Sententiae [Moral Sayings], # 911

From an ancient Greek proverb (5th century BC or earlier)

Added on 1-Oct-08 | Last updated 20-Feb-17
Link to this post | No comments
Topics: , , , , ,
More quotes by Publilius Syrus

Fortune is not on the side of the faint-hearted.

Sophocles (496-406 BC) Greek tragic playwright
Phaedra, fragment 842

Also "Fortune never helps the fainthearted" [Fragments, l. 666]
Added on 23-Jun-08 | Last updated 17-Aug-16
Link to this post | No comments
Topics: , , , , , , ,
More quotes by Sophocles

Fortune is like glass — the brighter the glitter, the more easily broken.

[Fortuna uitrea est: tum cum splendet frangitur.]

Publilius Syrus (d. 42 BC) Assyrian slave, writer, philosopher [less correctly Publius Syrus]
Sententiae [Moral Sayings], # 280
Added on 5-Jun-08 | Last updated 20-Feb-17
Link to this post | No comments
Topics: ,
More quotes by Publilius Syrus

Better fare hard with good men than feast it with bad.

Thomas Paine (1737-1809) American political philosopher and writer
(Attributed)
Added on 23-Jul-07 | Last updated 14-Jan-20
Link to this post | No comments
Topics: , , , ,
More quotes by Paine, Thomas

We must believe in luck. For how else can we explain the success of those we don’t like?

Jean Cocteau (1889-1963) French writer, filmmaker, artist
Comment (1955)

On his election to Académie Française. Alt. trans.: "Of course I believe in luck. How else does one explain the successes of one's enemies?"
Added on 1-Feb-04 | Last updated 5-Sep-16
Link to this post | No comments
Topics: , , , , , ,
More quotes by Cocteau, Jean

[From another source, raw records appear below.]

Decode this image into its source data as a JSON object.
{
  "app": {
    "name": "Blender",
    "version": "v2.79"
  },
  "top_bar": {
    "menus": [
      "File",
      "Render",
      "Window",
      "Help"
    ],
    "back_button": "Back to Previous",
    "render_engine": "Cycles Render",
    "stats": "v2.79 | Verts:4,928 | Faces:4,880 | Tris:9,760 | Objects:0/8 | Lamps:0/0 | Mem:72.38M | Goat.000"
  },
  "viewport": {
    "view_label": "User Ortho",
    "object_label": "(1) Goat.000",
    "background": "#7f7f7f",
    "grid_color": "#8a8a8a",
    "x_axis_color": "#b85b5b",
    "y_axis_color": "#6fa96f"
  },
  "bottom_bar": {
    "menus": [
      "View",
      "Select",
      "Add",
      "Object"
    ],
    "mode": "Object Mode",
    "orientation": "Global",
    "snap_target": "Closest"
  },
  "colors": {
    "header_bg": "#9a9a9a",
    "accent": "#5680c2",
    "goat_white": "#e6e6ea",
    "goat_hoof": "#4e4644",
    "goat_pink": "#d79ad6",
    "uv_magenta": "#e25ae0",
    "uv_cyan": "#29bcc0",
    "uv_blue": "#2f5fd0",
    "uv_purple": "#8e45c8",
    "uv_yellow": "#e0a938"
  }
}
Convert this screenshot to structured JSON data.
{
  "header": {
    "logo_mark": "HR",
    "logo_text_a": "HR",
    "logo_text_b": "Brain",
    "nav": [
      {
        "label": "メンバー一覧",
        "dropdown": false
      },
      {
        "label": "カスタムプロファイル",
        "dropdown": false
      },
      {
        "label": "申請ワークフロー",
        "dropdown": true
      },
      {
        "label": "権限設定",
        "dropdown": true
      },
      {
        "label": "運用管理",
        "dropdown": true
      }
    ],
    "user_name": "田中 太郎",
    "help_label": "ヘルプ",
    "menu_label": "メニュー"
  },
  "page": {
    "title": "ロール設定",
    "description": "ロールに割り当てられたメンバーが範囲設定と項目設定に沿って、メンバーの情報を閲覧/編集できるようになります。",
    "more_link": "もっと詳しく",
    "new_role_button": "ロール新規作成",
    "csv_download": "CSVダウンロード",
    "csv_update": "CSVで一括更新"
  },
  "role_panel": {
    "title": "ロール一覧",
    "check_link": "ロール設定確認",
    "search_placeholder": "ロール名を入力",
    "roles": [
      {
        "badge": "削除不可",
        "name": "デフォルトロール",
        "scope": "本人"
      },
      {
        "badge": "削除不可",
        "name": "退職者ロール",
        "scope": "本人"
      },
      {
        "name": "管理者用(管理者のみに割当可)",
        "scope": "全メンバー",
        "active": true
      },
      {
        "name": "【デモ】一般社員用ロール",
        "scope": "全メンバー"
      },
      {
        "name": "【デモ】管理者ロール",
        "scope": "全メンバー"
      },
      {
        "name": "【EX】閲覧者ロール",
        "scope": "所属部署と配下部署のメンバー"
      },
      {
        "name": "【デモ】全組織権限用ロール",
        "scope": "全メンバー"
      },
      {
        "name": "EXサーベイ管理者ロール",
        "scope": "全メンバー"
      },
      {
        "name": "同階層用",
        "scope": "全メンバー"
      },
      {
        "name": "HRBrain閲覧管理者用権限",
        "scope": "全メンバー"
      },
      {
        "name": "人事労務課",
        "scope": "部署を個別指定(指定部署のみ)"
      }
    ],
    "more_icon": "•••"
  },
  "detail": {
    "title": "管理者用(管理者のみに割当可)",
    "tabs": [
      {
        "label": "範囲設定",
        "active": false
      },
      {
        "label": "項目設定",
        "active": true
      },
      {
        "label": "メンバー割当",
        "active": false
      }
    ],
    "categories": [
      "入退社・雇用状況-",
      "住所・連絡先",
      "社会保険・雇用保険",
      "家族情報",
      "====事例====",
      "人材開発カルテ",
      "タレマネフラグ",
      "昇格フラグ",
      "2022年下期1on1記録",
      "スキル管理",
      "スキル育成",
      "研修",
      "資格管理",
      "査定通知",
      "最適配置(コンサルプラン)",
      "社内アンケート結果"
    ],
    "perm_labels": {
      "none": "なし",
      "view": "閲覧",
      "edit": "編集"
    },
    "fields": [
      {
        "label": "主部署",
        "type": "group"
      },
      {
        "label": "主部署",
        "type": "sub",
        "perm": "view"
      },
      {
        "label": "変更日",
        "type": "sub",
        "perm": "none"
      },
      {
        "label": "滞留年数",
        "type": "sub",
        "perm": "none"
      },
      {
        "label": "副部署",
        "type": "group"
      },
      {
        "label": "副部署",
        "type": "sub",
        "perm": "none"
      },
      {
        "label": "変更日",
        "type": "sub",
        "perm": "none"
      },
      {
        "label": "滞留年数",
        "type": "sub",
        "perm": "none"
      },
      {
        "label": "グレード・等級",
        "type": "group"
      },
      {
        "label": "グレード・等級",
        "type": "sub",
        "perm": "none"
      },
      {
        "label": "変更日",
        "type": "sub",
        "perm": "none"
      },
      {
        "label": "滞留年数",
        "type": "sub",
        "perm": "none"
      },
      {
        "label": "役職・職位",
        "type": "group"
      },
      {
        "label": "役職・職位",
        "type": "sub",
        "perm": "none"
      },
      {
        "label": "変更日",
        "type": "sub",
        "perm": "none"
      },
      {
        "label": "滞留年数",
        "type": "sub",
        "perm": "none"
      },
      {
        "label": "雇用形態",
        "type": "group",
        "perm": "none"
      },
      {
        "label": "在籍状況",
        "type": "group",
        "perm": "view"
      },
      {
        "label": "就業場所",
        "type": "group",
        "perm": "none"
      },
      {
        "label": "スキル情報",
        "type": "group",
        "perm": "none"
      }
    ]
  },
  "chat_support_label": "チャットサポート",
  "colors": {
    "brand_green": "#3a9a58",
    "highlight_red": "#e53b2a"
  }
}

There are two great rules in life, the one general and the other particular. The first is that every one can in the end get what he wants if he only tries. This is the general rule. The particular rule is that every individual is more or less of an exception to the general rule.

Samuel Butler (1835-1902) English novelist, satirist, scholar
The Note-Books of Samuel Butler (1912)
    (Source)
Added on 1-Feb-04 | Last updated 5-Sep-19
Link to this post | No comments
Topics: , , , , , , , , , , , ,
More quotes by Butler, Samuel

The web of our life is a mingled yarn, good and ill together.

William Shakespeare (1564-1616) English dramatist and poet
All’s Well that Ends Well, Act 4, sc. 3, l. 74 (1602)
Added on 1-Feb-04 | Last updated 20-May-16
Link to this post | No comments
Topics: , , , , , ,
More quotes by Shakespeare, William

Fortune brings in some boats that are not steered.

William Shakespeare (1564-1616) English dramatist and poet
Cymbeline, Act 4, sc. 3, l. 46 (1623)
Added on 1-Feb-04 | Last updated 26-May-16
Link to this post | No comments
Topics: , , , ,
More quotes by Shakespeare, William

There is no king who has not had a slave among his ancestors, and no slave who has not had a king among his.

Helen Keller (1880-1968) American author and lecturer
The Story of My Life, Part 1, ch. 1 (1903)
Added on 1-Feb-04 | Last updated 16-Jun-14
Link to this post | No comments
Topics: , , , ,
More quotes by Keller, Helen